WHAT THIS TASK INVOLVES:
Please report the number of lines in the entries below that contain "initials", with nothing added.
#### LISTED RECORDS
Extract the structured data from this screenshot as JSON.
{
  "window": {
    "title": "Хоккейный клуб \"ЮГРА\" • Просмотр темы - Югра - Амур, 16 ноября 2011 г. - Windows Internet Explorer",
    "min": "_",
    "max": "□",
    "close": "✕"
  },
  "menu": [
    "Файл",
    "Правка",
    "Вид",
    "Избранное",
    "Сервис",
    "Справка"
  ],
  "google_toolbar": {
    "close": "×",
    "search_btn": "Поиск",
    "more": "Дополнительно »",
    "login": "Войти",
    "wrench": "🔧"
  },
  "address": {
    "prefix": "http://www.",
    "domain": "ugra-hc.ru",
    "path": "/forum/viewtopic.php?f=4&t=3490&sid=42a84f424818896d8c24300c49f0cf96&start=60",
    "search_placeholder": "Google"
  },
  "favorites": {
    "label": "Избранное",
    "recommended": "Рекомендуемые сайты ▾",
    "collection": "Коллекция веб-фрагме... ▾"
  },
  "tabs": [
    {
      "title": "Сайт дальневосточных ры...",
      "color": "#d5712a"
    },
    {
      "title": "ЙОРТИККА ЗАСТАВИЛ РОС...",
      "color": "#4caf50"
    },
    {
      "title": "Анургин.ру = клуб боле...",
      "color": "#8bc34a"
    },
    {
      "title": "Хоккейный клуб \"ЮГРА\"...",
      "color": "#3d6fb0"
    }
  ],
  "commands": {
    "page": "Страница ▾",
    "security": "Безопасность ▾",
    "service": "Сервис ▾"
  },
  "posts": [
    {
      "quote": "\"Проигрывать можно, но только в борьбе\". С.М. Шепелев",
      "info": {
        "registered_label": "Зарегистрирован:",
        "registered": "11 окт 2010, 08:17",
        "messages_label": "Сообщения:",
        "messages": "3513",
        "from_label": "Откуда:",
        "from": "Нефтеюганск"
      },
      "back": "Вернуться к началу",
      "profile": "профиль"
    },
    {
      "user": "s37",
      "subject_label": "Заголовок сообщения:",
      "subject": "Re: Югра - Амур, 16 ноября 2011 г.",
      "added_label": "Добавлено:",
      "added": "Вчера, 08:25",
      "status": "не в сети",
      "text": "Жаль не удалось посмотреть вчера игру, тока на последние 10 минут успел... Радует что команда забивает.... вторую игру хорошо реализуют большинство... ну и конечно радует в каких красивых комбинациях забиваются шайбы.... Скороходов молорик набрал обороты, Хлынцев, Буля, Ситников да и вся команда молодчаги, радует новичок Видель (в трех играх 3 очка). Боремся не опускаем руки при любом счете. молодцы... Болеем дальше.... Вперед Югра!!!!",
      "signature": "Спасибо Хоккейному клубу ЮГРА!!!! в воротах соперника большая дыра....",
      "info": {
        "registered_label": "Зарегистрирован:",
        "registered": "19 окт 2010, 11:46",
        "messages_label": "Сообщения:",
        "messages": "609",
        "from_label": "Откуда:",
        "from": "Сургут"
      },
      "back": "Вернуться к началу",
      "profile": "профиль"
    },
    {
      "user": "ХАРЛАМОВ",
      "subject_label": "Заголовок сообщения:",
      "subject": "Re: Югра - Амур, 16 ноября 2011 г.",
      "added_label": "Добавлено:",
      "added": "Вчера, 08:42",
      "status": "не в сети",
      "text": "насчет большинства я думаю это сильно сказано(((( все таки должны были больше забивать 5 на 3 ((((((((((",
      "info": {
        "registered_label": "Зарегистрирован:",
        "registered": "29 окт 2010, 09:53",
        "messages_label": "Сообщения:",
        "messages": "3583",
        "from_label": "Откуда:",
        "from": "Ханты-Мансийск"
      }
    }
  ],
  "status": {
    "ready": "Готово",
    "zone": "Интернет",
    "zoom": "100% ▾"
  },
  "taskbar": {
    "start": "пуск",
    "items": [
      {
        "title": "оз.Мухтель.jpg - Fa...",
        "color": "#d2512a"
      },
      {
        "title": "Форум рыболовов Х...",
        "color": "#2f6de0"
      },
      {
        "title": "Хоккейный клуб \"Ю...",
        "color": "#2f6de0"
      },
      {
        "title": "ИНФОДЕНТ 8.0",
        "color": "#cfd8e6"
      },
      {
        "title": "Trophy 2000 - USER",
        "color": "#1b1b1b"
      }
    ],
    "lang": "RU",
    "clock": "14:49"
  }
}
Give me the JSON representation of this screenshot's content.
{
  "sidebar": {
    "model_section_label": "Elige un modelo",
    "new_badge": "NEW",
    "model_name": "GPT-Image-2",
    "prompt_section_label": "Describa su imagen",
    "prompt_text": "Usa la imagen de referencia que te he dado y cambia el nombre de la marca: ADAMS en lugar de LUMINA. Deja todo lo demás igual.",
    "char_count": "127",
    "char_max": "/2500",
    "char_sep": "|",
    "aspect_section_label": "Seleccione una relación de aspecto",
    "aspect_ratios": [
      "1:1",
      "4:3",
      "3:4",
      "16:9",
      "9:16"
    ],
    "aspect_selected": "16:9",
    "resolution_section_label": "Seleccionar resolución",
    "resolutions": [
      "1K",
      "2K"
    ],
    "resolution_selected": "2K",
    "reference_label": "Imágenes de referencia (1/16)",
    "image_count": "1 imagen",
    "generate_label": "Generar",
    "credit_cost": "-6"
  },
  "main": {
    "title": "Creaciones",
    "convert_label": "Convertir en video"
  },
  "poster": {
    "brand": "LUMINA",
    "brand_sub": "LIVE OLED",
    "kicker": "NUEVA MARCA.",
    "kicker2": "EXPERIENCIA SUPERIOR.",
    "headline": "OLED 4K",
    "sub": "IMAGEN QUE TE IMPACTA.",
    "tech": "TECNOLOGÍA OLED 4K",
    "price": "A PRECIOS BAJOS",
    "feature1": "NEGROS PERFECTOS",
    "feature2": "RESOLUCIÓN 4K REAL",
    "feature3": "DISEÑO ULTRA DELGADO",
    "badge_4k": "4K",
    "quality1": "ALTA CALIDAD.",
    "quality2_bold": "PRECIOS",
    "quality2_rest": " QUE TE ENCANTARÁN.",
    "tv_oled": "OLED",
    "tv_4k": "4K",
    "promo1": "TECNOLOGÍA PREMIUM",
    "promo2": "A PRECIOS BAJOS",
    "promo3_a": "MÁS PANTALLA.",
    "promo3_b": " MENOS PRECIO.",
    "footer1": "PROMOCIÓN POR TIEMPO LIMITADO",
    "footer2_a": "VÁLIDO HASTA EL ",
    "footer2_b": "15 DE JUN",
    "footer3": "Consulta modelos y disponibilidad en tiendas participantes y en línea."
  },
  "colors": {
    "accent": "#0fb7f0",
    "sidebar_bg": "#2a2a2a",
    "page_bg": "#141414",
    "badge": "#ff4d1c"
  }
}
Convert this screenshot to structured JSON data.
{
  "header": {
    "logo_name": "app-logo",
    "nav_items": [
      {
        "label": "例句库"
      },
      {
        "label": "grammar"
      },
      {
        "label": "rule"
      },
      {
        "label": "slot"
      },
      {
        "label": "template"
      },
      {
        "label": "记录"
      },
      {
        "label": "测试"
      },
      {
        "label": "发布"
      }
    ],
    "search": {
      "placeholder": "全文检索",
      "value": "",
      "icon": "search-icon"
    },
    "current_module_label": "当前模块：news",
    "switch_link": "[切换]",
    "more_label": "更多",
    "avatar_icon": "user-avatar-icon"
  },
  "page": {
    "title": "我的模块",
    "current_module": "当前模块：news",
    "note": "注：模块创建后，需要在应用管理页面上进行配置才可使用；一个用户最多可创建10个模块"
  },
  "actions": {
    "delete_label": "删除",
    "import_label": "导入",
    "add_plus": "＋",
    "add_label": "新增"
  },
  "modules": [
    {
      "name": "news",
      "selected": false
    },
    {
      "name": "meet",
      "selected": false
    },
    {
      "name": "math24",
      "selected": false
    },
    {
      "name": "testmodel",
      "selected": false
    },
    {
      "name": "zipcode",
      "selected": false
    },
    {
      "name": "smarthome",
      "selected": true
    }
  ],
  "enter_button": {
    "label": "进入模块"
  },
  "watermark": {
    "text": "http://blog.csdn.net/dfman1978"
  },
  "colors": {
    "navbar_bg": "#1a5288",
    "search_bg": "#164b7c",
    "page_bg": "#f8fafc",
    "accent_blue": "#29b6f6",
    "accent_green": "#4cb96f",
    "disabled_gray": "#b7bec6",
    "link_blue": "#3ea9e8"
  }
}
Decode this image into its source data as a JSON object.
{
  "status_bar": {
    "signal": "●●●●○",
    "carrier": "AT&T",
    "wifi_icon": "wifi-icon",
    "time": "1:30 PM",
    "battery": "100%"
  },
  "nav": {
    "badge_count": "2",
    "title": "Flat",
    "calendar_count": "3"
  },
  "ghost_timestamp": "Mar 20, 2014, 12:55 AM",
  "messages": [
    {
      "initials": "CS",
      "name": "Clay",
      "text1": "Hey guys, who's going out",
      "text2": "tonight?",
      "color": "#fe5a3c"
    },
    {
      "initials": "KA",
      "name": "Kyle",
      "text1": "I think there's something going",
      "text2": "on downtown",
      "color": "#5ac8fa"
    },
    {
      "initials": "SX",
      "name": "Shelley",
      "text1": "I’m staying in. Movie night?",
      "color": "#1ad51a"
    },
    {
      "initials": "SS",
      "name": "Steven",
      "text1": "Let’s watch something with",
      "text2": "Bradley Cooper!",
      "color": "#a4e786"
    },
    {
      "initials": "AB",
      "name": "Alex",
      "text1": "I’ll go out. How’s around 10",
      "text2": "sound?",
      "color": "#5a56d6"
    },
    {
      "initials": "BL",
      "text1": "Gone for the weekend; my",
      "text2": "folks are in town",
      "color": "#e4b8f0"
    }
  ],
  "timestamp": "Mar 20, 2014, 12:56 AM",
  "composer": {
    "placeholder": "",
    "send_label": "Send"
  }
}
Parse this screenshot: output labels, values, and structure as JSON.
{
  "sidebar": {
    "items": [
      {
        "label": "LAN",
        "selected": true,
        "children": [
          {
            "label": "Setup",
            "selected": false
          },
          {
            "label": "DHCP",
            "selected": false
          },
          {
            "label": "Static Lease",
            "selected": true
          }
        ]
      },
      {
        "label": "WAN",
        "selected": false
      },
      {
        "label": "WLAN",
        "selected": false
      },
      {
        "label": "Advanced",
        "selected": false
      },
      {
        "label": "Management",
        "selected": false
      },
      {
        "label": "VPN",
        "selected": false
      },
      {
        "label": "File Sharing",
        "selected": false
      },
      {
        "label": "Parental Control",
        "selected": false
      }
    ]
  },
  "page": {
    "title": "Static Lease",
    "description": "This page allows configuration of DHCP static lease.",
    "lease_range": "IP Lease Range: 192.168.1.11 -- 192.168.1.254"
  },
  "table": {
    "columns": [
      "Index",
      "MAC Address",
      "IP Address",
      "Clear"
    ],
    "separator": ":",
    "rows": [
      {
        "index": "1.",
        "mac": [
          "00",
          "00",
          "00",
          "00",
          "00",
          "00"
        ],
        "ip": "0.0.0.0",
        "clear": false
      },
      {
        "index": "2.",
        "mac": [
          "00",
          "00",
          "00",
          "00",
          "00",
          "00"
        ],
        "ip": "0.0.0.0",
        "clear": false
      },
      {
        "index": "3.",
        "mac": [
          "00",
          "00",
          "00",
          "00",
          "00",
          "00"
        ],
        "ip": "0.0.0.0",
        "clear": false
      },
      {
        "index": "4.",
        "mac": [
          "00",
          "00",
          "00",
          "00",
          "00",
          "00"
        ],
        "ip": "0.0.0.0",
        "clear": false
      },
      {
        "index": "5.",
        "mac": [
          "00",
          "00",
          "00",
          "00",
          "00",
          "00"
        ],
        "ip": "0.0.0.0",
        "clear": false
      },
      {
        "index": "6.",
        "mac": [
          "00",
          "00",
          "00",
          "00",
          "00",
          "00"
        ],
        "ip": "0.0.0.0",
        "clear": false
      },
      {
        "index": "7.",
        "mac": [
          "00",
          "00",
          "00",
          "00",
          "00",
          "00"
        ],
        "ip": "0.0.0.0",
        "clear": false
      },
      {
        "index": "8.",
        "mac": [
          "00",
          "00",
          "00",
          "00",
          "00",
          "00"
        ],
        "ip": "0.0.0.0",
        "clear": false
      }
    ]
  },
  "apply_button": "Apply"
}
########
RESPONSE:
6